### MATERIAL FOR THE TASK

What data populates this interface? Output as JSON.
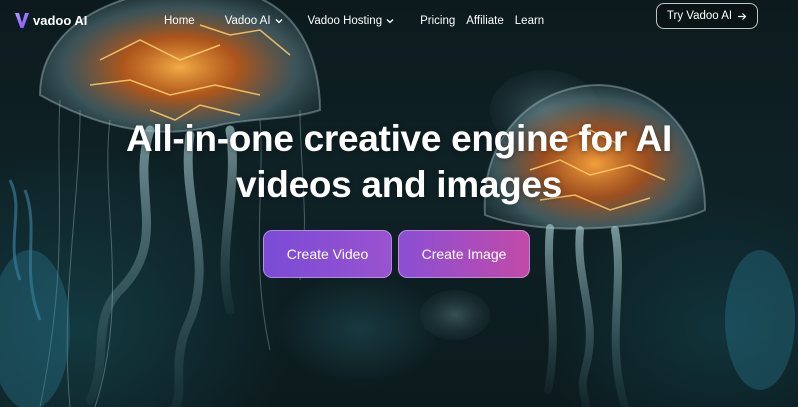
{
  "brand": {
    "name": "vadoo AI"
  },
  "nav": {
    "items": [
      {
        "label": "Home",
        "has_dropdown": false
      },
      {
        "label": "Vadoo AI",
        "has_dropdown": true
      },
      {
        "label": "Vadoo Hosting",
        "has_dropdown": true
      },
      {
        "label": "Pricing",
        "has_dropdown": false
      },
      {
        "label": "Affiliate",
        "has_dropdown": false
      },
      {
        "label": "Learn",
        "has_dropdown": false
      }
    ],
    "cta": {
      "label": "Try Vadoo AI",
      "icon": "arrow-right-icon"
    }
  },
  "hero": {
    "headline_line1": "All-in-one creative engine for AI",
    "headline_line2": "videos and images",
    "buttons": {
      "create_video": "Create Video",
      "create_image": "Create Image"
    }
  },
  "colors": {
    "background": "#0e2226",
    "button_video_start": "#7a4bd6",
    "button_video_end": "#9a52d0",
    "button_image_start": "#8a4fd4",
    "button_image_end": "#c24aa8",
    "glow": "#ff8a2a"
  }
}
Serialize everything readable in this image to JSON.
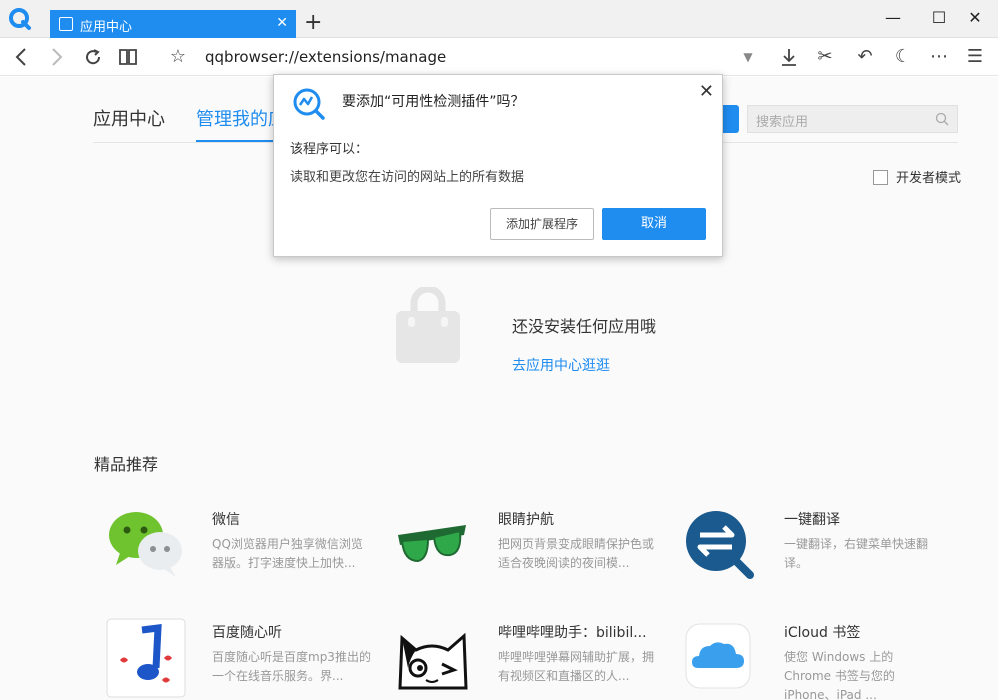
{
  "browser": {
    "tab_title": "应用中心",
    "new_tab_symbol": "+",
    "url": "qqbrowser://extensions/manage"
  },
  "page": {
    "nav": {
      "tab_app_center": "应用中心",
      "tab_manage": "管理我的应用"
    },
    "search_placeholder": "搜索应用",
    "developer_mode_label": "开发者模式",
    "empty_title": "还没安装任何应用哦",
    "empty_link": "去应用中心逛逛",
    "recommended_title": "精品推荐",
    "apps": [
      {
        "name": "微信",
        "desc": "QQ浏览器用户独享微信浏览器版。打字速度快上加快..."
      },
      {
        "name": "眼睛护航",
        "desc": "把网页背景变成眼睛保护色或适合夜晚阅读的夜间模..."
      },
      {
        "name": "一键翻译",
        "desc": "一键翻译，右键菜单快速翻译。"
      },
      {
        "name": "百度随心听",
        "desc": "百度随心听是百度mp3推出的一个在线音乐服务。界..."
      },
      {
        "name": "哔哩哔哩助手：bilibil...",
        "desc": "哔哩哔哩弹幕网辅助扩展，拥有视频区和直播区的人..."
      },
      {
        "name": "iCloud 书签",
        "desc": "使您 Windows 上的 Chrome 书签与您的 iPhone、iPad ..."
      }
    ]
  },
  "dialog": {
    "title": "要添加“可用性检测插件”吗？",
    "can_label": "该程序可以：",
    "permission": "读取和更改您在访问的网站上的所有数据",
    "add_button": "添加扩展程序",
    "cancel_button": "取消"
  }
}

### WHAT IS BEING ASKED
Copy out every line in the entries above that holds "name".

### SOLUTION TO THIS EXERCISE
    "name": "vadoo AI"
        "name": "微信",
        "name": "眼睛护航",
        "name": "一键翻译",
        "name": "百度随心听",
        "name": "哔哩哔哩助手：bilibil...",
        "name": "iCloud 书签",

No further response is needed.